**About this exercise**
The answer must consist of every line in the records below that contains the string "name".

Items listed in a dataset
+-------+

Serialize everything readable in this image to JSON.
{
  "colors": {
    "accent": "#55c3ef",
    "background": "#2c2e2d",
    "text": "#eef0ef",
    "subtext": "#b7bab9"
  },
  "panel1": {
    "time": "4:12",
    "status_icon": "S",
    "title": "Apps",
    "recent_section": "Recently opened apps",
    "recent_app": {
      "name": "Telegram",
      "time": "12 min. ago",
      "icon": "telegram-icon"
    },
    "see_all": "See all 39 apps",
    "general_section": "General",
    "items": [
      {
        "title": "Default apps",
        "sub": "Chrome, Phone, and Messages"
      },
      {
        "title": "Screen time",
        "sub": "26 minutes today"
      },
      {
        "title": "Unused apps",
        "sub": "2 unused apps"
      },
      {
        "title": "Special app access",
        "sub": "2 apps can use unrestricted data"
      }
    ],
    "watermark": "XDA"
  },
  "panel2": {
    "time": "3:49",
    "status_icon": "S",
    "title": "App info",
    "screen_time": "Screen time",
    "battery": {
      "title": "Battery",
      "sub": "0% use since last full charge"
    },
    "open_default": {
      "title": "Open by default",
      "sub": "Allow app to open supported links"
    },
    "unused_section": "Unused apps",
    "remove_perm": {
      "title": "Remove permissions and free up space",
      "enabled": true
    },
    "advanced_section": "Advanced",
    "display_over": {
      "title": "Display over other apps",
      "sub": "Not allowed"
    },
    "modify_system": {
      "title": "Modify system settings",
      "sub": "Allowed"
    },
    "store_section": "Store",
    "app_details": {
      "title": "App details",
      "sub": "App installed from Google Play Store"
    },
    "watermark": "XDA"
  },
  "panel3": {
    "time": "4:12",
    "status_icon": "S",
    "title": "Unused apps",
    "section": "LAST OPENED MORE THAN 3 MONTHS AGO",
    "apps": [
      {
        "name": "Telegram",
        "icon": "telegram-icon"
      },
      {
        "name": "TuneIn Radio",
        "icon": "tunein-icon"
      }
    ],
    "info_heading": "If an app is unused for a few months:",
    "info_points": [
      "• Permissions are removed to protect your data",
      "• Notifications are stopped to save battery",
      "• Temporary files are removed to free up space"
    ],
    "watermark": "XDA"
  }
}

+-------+

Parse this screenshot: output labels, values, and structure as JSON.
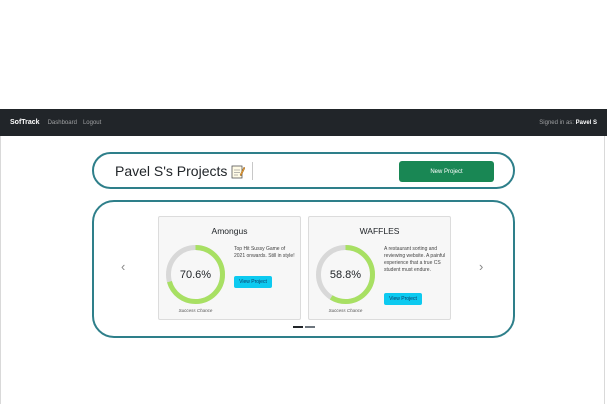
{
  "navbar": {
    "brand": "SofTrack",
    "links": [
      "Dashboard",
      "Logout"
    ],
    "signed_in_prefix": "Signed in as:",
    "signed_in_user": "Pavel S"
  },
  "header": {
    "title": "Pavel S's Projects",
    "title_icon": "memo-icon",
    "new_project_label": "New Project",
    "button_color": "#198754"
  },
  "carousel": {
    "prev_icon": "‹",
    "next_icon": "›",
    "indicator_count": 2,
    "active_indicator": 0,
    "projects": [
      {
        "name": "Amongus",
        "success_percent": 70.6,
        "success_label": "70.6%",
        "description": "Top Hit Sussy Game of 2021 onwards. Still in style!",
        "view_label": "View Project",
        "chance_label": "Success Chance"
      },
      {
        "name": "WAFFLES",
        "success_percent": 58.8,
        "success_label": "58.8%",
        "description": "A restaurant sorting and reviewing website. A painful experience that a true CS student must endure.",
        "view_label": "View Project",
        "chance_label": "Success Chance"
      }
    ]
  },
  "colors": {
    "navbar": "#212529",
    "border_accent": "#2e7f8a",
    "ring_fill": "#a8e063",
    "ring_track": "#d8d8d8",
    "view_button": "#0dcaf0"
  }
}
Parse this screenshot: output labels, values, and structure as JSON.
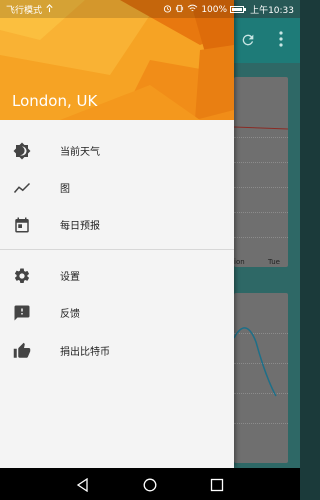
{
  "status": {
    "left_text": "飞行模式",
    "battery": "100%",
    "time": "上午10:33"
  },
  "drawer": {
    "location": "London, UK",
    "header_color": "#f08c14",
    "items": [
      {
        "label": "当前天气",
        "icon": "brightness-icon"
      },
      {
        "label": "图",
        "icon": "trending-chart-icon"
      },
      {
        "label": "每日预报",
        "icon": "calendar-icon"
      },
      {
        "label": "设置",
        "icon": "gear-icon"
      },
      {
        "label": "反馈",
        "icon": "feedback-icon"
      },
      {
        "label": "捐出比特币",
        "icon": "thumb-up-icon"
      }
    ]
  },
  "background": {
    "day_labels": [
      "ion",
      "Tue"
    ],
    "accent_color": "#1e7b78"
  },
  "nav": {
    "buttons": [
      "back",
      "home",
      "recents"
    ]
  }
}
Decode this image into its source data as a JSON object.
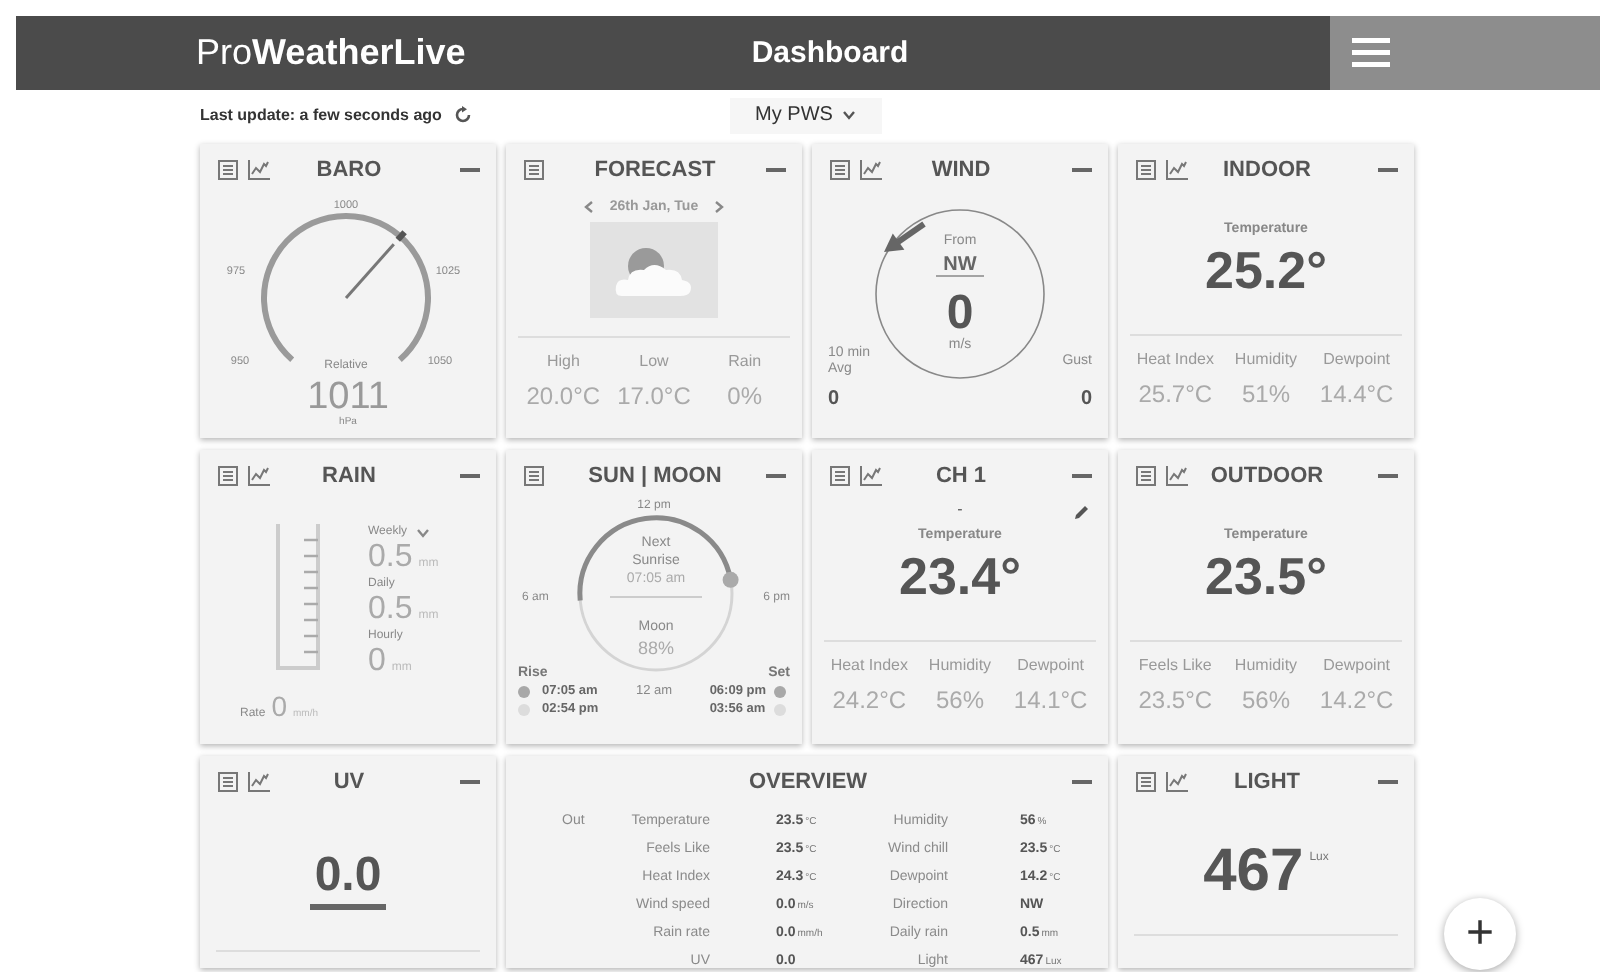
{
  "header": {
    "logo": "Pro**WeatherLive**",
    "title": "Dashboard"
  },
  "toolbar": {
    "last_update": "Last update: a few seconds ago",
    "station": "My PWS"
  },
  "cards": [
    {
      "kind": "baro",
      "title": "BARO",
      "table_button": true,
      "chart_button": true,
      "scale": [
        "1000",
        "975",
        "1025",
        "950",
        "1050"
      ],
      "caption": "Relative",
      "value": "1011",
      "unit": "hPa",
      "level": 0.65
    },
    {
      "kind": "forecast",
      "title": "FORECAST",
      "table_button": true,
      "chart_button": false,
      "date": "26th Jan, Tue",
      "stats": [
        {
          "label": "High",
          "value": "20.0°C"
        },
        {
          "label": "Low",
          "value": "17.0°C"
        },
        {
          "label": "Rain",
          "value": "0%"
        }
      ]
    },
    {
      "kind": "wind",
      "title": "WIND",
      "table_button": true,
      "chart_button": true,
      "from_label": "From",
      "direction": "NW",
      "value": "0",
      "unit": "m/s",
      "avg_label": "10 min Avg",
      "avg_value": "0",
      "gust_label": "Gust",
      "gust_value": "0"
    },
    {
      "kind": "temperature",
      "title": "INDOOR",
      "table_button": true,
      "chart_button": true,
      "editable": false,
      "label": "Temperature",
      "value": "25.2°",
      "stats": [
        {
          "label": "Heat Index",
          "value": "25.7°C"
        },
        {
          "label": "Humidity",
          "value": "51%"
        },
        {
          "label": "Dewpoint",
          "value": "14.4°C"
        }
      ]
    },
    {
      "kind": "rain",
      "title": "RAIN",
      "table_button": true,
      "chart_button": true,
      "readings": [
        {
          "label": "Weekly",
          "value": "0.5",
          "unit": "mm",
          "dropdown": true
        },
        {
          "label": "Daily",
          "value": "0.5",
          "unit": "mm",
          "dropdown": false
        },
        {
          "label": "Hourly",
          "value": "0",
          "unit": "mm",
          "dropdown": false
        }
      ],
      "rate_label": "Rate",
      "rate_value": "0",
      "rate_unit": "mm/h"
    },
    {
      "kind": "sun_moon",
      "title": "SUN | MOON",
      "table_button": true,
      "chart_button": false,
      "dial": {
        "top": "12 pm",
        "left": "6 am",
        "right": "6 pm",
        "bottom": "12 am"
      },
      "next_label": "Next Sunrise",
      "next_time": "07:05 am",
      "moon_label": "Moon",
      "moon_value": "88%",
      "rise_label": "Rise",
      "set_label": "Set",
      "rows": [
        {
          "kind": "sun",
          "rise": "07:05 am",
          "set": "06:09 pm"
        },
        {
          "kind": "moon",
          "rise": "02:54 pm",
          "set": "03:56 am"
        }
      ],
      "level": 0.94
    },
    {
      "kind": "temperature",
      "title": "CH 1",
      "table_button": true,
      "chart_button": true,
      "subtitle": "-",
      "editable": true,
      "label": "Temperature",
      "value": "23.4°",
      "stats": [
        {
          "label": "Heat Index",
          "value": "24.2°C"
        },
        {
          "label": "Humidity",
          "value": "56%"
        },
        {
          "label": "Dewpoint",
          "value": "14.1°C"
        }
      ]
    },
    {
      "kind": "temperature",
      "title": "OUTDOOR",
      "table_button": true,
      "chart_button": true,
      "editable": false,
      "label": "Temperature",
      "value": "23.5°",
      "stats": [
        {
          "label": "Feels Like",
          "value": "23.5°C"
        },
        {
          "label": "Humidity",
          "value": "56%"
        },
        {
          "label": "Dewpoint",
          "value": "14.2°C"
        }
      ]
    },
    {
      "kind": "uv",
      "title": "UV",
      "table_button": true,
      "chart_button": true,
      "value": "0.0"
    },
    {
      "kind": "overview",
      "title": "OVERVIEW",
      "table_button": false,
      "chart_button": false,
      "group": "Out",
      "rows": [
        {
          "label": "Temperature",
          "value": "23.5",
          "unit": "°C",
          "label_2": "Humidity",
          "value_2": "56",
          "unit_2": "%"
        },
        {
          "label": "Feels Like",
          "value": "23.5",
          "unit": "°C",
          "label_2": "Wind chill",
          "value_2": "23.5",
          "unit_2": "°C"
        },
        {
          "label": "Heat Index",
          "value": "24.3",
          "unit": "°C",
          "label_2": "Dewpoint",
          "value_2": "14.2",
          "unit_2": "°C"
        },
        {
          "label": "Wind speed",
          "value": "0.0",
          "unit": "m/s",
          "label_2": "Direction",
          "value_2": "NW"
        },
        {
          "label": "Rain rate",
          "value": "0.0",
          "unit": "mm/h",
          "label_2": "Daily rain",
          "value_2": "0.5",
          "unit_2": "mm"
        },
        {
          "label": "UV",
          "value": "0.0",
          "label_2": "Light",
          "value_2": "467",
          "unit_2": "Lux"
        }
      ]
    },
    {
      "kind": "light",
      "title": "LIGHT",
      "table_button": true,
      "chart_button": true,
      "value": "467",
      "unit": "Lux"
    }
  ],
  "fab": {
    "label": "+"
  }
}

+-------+

**Exercise solution**
      "name": "Telegram",
        "name": "Telegram",
        "name": "TuneIn Radio",
        "name": "Amongus",
        "name": "WAFFLES",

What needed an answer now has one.